[Dataset rows describing interfaces]
+ + + +
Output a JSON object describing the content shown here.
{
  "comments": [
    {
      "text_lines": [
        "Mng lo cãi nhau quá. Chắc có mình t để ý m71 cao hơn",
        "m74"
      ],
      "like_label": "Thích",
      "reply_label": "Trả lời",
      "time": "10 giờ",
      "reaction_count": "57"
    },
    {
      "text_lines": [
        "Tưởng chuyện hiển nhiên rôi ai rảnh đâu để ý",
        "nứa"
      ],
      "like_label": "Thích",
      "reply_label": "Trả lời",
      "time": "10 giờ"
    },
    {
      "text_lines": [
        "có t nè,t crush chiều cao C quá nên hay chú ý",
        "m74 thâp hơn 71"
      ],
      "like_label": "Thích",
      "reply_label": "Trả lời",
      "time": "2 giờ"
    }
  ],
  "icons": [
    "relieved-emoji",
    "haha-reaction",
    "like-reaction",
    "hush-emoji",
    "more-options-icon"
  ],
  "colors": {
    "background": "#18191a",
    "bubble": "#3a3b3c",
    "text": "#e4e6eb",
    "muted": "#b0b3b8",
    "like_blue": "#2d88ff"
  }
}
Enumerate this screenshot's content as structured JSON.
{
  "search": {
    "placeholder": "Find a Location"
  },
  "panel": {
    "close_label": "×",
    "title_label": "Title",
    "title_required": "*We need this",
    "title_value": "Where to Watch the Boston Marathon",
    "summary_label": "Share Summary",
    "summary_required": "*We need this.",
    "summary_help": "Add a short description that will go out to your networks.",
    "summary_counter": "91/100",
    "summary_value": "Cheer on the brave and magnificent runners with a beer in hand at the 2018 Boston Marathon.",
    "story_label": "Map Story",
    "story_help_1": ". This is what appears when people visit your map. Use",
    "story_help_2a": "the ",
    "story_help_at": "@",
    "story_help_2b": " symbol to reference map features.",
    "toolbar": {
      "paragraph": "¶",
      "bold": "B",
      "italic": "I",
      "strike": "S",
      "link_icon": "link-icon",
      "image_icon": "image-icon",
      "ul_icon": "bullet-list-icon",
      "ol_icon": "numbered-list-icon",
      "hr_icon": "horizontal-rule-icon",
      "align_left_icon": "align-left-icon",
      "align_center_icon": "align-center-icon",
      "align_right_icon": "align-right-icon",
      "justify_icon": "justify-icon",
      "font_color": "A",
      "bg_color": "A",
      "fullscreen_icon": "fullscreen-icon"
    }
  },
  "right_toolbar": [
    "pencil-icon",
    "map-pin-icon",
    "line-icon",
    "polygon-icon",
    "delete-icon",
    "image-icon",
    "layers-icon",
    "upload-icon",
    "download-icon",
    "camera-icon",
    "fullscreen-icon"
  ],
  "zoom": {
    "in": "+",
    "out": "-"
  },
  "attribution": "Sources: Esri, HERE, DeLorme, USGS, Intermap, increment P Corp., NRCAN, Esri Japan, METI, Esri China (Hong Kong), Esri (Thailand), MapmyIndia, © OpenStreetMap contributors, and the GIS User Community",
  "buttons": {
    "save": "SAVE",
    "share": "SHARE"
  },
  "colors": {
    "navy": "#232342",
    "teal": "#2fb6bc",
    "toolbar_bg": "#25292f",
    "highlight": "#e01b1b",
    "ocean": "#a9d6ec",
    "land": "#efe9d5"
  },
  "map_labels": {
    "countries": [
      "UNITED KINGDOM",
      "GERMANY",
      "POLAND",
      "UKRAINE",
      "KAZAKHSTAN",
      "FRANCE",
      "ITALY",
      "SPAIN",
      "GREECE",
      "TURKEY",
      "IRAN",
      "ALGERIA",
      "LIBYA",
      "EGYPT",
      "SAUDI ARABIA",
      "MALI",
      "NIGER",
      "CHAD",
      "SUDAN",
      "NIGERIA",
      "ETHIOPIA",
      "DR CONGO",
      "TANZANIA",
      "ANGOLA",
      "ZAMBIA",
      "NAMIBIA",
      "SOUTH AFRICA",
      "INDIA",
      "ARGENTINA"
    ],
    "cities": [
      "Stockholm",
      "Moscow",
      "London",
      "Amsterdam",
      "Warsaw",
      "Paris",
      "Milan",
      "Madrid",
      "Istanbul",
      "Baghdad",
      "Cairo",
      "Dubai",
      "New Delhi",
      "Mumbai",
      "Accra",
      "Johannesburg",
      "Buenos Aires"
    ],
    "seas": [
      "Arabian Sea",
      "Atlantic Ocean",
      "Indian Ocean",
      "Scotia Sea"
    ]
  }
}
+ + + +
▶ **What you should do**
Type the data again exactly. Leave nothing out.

▶ **Result of the exercise**
Output a JSON object describing the content shown here.
{
  "comments": [
    {
      "text_lines": [
        "Mng lo cãi nhau quá. Chắc có mình t để ý m71 cao hơn",
        "m74"
      ],
      "like_label": "Thích",
      "reply_label": "Trả lời",
      "time": "10 giờ",
      "reaction_count": "57"
    },
    {
      "text_lines": [
        "Tưởng chuyện hiển nhiên rôi ai rảnh đâu để ý",
        "nứa"
      ],
      "like_label": "Thích",
      "reply_label": "Trả lời",
      "time": "10 giờ"
    },
    {
      "text_lines": [
        "có t nè,t crush chiều cao C quá nên hay chú ý",
        "m74 thâp hơn 71"
      ],
      "like_label": "Thích",
      "reply_label": "Trả lời",
      "time": "2 giờ"
    }
  ],
  "icons": [
    "relieved-emoji",
    "haha-reaction",
    "like-reaction",
    "hush-emoji",
    "more-options-icon"
  ],
  "colors": {
    "background": "#18191a",
    "bubble": "#3a3b3c",
    "text": "#e4e6eb",
    "muted": "#b0b3b8",
    "like_blue": "#2d88ff"
  }
}
Enumerate this screenshot's content as structured JSON.
{
  "search": {
    "placeholder": "Find a Location"
  },
  "panel": {
    "close_label": "×",
    "title_label": "Title",
    "title_required": "*We need this",
    "title_value": "Where to Watch the Boston Marathon",
    "summary_label": "Share Summary",
    "summary_required": "*We need this.",
    "summary_help": "Add a short description that will go out to your networks.",
    "summary_counter": "91/100",
    "summary_value": "Cheer on the brave and magnificent runners with a beer in hand at the 2018 Boston Marathon.",
    "story_label": "Map Story",
    "story_help_1": ". This is what appears when people visit your map. Use",
    "story_help_2a": "the ",
    "story_help_at": "@",
    "story_help_2b": " symbol to reference map features.",
    "toolbar": {
      "paragraph": "¶",
      "bold": "B",
      "italic": "I",
      "strike": "S",
      "link_icon": "link-icon",
      "image_icon": "image-icon",
      "ul_icon": "bullet-list-icon",
      "ol_icon": "numbered-list-icon",
      "hr_icon": "horizontal-rule-icon",
      "align_left_icon": "align-left-icon",
      "align_center_icon": "align-center-icon",
      "align_right_icon": "align-right-icon",
      "justify_icon": "justify-icon",
      "font_color": "A",
      "bg_color": "A",
      "fullscreen_icon": "fullscreen-icon"
    }
  },
  "right_toolbar": [
    "pencil-icon",
    "map-pin-icon",
    "line-icon",
    "polygon-icon",
    "delete-icon",
    "image-icon",
    "layers-icon",
    "upload-icon",
    "download-icon",
    "camera-icon",
    "fullscreen-icon"
  ],
  "zoom": {
    "in": "+",
    "out": "-"
  },
  "attribution": "Sources: Esri, HERE, DeLorme, USGS, Intermap, increment P Corp., NRCAN, Esri Japan, METI, Esri China (Hong Kong), Esri (Thailand), MapmyIndia, © OpenStreetMap contributors, and the GIS User Community",
  "buttons": {
    "save": "SAVE",
    "share": "SHARE"
  },
  "colors": {
    "navy": "#232342",
    "teal": "#2fb6bc",
    "toolbar_bg": "#25292f",
    "highlight": "#e01b1b",
    "ocean": "#a9d6ec",
    "land": "#efe9d5"
  },
  "map_labels": {
    "countries": [
      "UNITED KINGDOM",
      "GERMANY",
      "POLAND",
      "UKRAINE",
      "KAZAKHSTAN",
      "FRANCE",
      "ITALY",
      "SPAIN",
      "GREECE",
      "TURKEY",
      "IRAN",
      "ALGERIA",
      "LIBYA",
      "EGYPT",
      "SAUDI ARABIA",
      "MALI",
      "NIGER",
      "CHAD",
      "SUDAN",
      "NIGERIA",
      "ETHIOPIA",
      "DR CONGO",
      "TANZANIA",
      "ANGOLA",
      "ZAMBIA",
      "NAMIBIA",
      "SOUTH AFRICA",
      "INDIA",
      "ARGENTINA"
    ],
    "cities": [
      "Stockholm",
      "Moscow",
      "London",
      "Amsterdam",
      "Warsaw",
      "Paris",
      "Milan",
      "Madrid",
      "Istanbul",
      "Baghdad",
      "Cairo",
      "Dubai",
      "New Delhi",
      "Mumbai",
      "Accra",
      "Johannesburg",
      "Buenos Aires"
    ],
    "seas": [
      "Arabian Sea",
      "Atlantic Ocean",
      "Indian Ocean",
      "Scotia Sea"
    ]
  }
}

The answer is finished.